One day I do think movies will all be shot in 3D and won’t try to be about the gimmiks, but until then...

Erich said...

Richard sayz...
With this new generation of projectors, all that is required to enable these to do 3D is a change of the lens.

Some of the latest generation projectors are already 3D ready, of course, but when the 3D revolution started a couple of years ago, most of those theatres who already had digital projectors needed to invest in new models with more powerful lamps to compensate for the loss of light inherit to 3D, as well as high gain screens. There are various other costs associated with 3D as well, and there's no question it has been a significant investment for theatres. There's simply no evidence that they're starting to scale back on 3D. The drop in percentages really is to a large extent due to the availability of screens compared to 3D movies in release. As I said earlier, 3D may have hit its ceiling and will now drop to its natural "comfort level", but all this nonsense about people being sick of it, and that it won't be back for another 20 years is just that... nonsense.

Don’t agree with you on colour – lol OK I do
I accept your surrender. ;)

I agree that the success of 3D has been astonishing. All the movies I've seen recently in 3D have had great gimmicks in them. I loved the closing titles to Despicable Me!!! BUT I feel you forget something... (and this is just a fun debate)
Surround sound is transparent to you in a movie... you don’t notice the fact you have surround sound.

Not anymore, no, but I remember the first time I watched a movie in surround, and it was pretty mind-blowing stuff, and it can still be used to great WOW effect, but it's obviously not nearly as big a deal as 3D.

I agree that all movies will eventually be made in 3D, particularly as 3D production and ticket prices start to come down.
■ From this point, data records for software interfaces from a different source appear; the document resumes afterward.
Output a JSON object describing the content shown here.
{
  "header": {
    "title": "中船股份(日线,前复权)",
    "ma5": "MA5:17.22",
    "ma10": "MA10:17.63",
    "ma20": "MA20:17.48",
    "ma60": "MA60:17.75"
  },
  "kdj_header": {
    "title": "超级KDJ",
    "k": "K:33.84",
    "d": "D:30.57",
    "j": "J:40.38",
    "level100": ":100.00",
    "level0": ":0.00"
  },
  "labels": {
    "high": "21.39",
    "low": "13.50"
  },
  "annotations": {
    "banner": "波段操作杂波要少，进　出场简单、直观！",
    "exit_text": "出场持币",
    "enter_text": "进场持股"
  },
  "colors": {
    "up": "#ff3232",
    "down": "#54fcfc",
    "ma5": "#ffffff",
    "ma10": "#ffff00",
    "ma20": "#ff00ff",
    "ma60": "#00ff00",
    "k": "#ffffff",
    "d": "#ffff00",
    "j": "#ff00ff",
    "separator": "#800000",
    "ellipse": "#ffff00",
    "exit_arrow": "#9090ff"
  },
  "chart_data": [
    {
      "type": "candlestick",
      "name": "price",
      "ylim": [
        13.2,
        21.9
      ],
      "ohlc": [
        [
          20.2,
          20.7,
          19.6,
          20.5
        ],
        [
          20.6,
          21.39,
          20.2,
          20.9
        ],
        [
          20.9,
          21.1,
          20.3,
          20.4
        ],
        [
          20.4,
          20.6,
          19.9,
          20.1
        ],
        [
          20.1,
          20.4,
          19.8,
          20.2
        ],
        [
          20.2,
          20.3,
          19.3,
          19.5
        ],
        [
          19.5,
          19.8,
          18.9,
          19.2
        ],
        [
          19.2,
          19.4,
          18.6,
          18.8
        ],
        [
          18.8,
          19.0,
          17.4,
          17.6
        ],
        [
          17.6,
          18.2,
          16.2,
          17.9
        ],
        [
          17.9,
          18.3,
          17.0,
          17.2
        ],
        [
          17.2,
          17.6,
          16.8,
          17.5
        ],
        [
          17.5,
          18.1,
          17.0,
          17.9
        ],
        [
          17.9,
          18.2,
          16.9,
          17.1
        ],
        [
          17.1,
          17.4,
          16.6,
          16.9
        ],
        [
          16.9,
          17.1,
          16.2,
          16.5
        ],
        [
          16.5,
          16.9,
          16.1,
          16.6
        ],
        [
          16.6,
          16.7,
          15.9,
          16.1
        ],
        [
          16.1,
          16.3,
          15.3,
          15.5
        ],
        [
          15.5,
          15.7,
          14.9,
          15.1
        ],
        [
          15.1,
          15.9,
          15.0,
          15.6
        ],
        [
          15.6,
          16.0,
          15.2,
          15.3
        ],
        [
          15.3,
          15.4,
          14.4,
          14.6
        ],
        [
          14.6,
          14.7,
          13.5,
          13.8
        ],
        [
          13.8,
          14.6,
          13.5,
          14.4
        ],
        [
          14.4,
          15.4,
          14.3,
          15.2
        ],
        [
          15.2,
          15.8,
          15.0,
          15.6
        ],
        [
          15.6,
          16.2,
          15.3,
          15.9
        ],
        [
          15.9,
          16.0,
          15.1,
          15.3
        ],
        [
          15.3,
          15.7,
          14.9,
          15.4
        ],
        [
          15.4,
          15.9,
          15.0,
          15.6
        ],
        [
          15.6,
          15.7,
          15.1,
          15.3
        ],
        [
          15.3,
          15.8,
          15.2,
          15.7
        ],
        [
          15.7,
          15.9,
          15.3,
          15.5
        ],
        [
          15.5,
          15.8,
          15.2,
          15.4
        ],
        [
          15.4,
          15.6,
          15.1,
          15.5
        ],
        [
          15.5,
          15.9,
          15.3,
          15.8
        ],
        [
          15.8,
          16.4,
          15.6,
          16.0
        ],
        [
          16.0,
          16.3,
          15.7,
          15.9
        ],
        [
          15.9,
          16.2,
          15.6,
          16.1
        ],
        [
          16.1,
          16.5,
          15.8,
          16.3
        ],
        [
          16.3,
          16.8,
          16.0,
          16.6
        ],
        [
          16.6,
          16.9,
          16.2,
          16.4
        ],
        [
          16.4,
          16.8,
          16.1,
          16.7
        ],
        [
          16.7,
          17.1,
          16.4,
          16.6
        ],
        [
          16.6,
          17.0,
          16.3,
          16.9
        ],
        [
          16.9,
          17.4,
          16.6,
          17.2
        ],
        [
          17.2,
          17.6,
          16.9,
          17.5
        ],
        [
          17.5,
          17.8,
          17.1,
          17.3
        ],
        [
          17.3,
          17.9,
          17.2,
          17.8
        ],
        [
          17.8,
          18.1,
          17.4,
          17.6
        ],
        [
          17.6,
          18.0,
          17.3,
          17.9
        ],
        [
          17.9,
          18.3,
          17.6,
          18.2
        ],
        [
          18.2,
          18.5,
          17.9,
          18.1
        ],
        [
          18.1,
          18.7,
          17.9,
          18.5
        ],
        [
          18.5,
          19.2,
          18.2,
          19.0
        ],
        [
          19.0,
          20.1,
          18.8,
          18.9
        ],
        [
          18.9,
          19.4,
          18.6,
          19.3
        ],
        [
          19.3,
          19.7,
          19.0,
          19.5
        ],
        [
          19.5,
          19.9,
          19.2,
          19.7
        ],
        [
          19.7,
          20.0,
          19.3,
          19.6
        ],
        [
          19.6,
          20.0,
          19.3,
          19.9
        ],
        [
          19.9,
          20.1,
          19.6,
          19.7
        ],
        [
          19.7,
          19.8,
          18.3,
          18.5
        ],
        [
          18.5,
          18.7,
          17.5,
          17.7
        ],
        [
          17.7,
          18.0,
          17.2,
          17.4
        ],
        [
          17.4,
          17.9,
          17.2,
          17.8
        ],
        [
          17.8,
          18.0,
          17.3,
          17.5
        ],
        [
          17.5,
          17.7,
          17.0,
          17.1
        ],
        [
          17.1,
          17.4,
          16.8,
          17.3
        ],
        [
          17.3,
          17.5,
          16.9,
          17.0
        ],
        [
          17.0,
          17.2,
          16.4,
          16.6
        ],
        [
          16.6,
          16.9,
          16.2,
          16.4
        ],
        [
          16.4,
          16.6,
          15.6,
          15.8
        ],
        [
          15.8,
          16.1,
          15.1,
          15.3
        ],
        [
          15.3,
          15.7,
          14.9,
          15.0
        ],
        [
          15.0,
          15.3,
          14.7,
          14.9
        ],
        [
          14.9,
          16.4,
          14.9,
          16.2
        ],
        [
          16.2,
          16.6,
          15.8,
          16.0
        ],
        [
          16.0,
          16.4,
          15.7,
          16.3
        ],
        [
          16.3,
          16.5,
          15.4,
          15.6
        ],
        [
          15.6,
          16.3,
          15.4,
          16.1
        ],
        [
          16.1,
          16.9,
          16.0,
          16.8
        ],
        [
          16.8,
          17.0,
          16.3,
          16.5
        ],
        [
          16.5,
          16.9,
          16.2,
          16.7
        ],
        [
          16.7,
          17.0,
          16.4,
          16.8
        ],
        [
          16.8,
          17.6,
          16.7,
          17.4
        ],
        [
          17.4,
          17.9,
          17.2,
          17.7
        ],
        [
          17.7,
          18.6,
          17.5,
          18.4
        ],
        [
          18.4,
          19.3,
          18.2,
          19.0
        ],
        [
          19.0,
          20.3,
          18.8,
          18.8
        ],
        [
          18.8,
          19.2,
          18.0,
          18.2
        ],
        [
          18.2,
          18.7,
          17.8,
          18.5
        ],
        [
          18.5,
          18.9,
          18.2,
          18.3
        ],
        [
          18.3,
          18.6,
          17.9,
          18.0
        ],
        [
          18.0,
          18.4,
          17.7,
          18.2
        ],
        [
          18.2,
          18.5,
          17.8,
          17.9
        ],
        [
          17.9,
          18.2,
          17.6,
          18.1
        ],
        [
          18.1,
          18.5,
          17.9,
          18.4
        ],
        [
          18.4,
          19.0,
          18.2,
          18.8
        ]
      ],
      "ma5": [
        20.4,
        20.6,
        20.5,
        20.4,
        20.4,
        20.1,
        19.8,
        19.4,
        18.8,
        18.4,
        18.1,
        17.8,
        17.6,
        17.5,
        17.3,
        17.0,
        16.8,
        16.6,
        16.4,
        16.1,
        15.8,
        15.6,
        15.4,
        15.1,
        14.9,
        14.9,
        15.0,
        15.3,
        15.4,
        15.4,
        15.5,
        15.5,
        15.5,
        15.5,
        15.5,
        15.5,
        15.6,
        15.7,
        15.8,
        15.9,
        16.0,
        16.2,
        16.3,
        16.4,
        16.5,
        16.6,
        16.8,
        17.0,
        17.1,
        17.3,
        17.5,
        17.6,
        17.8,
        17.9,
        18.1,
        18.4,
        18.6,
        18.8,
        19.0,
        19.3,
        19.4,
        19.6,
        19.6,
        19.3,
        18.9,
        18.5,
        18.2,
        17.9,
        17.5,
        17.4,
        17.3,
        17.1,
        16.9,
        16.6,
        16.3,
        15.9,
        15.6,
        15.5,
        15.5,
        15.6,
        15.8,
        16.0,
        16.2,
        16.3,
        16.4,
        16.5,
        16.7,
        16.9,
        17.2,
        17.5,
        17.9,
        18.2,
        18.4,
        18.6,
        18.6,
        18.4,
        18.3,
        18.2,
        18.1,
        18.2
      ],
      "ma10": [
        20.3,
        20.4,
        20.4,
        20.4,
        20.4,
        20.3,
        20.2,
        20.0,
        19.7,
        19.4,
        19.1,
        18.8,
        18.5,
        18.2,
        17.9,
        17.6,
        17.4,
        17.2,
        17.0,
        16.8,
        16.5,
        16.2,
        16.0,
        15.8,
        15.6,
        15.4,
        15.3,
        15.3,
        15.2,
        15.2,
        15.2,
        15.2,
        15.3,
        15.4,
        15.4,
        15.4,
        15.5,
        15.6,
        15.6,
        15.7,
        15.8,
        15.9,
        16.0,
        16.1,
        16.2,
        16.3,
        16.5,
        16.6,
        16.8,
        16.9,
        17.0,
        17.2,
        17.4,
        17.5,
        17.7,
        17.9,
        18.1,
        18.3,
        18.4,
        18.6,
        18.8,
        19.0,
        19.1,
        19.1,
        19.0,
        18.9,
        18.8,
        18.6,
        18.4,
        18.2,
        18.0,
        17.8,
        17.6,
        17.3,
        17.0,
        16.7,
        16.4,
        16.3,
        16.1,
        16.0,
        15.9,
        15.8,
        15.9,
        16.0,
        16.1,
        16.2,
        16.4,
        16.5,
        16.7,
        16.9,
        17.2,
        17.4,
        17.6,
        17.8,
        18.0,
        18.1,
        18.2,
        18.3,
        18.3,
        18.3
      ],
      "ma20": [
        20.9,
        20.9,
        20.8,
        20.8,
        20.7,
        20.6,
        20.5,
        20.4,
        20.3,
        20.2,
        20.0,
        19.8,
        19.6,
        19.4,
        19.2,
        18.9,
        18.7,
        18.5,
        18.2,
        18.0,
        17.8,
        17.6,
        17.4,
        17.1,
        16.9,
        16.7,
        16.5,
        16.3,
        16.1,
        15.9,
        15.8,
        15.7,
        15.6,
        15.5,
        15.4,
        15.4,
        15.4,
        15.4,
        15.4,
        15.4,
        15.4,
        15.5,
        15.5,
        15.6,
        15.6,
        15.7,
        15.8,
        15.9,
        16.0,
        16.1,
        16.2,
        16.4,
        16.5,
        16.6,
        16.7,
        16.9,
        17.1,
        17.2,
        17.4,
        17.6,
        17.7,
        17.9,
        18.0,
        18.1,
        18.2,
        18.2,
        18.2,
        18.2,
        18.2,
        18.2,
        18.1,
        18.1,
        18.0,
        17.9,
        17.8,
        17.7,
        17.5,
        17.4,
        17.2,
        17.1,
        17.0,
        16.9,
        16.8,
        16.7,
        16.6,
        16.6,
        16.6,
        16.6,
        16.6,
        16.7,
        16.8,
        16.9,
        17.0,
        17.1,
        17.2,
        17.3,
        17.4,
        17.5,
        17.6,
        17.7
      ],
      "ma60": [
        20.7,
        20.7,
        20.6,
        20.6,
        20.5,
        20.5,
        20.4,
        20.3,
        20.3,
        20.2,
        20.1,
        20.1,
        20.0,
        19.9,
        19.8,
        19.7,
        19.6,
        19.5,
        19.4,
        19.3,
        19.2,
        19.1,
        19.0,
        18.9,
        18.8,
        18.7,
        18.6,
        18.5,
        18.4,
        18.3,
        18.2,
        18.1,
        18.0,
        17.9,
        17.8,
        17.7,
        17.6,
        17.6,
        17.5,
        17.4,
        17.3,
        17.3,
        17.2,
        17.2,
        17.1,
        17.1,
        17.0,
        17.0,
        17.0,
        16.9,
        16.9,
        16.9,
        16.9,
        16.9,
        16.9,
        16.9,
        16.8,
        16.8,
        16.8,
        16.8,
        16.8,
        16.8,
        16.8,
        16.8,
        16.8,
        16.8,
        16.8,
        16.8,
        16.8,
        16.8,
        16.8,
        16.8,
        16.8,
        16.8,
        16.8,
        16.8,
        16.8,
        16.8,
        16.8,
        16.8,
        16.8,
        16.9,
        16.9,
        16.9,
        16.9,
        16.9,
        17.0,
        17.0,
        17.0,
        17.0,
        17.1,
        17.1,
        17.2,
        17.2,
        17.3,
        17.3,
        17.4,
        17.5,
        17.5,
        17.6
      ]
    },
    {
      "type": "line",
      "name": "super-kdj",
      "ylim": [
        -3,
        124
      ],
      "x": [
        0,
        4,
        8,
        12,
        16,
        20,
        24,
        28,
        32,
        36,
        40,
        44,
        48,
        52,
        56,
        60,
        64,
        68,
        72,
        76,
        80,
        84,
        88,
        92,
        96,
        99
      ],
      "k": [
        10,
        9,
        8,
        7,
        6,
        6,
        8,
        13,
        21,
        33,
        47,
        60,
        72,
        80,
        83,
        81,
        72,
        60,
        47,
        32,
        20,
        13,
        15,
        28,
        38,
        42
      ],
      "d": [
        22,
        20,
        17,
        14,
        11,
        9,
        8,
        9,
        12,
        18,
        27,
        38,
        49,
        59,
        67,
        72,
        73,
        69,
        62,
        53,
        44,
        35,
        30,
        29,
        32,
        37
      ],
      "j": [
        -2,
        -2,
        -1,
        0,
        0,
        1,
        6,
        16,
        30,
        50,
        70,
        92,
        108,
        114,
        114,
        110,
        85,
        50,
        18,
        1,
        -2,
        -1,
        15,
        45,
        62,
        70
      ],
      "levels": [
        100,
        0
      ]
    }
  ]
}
At the moment, 3D has to earn the premium people pay for tickets, and to make the inconvenience of the glasses worth it, so it will be used almost exclusively for blockbusters. Documentary nature movies and the sort have embraced 3D for some time, though, and they've been able to use the technology with much more subtlety than your average Hollywood blockbuster. The necessity for glasses means it's still not entirely transparent, but we're getting there. I think the first generation of glasses-free sets are meant to hit the 3D pubs over the coming months.

Jon said...

Brigntness, and price both need to converge with 2D if 3D is to have a long term future.

We have all enjoyed the gimmick, but the novelty is wearing thin and if the PQ (principally brightness) is not as good and it costs more the % choosing it will drop.

ledsam said...

just a thought!!
i've been to a 3D movie and guess what? i didn't see any 3D.
its all because not all people can see 3D from a 2D source as your eyes do not work in 20/20 vision.
that extra £2.50 was a waist off monies